COLUMBUS, Ohio (WCMH) – Ohio’s Hopewell Ceremonial Earthworks has been inscribed as the state’s first and only United Nations Educational, Scientific and Cultural Organization (UNESCO) World Heritage Site.

The eight Earthworks in southern Ohio were built by Native Americans between 1,600 and 2,000 years ago. The Hopewell Ceremonial Earthworks is now the 25th World Heritage listing in the U.S.

The Hopewell Ceremonial Earthworks is a collective of eight monumental sites operated by the Ohio History Connection and the National Park Service. The three operated by Ohio History Connection are:

  • Great Circle Earthworks (Heath)
  • Octagon Earthworks (Newark)
  • Fort Ancient Earthworks (Oregonia)

The rest are maintained by the National Park Service:

  • Mound City Group
  • Hopewell Mound Group
  • Seip Earthworks
  • High Bank Works
  • Hopeton Earthworks

The Earthworks were nominated back in January of 2022, but the process to even get to that point started over a decade ago.

“It started in 2008 when the Hopewell Ceremonial Earthworks took the first step and were placed on the world heritage tentative list,” said Neil Thompson, Manager of Media and PR for Ohio History Connection.

After that, it was years of study and documentation to prove why these Earthworks hold outstanding universal value.

“The Hopewell Ceremonial Earthworks are examples of monumental architecture, created by Native Americans roughly 1,600 to 2,000 years ago,” Thompson said.

These eight sites once dotted the landscape all across Ohio.

“When you go to these Hopewell Ceremonial Earthwork sites whether you’re in Licking County, Ross County, Warren County, you’re going to step back in time. You’re going to be among the earthen walls that were built basket full by basket full by ancient Native Americans,” Thompson said.

It’s not exactly clear what happened nearly 2,000 years ago, but they do know these sites were used for ceremonial services. Now that it’s recognized as a World Heritage site, it will bring visitors from all over.

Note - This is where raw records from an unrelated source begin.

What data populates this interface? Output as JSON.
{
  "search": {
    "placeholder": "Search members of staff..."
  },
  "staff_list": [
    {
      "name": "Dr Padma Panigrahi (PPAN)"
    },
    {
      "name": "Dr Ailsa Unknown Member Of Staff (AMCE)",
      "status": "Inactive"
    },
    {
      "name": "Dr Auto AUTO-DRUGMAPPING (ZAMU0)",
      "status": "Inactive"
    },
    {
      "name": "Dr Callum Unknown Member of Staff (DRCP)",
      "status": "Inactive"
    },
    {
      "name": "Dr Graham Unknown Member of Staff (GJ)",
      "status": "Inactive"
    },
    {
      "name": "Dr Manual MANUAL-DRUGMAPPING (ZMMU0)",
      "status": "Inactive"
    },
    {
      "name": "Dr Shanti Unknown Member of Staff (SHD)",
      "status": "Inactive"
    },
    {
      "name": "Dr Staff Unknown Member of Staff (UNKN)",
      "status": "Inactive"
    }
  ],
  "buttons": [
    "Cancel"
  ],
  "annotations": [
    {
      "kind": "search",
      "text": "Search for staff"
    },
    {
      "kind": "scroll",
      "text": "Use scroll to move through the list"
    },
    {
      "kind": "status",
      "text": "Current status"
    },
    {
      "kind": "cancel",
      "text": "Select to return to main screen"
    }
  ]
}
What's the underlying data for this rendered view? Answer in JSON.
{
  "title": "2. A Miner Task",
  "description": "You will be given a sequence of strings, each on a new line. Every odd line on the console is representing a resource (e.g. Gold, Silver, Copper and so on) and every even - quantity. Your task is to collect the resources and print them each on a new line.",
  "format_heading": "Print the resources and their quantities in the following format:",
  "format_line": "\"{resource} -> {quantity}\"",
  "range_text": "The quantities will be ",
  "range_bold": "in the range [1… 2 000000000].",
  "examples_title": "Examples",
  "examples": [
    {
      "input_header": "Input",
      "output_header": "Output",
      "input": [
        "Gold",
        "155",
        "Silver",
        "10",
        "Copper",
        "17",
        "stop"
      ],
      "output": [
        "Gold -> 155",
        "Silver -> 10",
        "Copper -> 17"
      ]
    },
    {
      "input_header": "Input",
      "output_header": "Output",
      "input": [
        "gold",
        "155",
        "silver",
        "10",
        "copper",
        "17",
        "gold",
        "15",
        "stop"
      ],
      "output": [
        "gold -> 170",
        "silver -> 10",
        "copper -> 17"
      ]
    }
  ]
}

“In addition to that, they’re going to see everything else that we have to offer, everything that makes Ohio great. So, we are so excited that we have so many visitors that will be coming to our great state,” Thompson said.

If you haven’t had a chance to visit these sites yet, there will be quite a few chances to do so in October. To learn more, click here.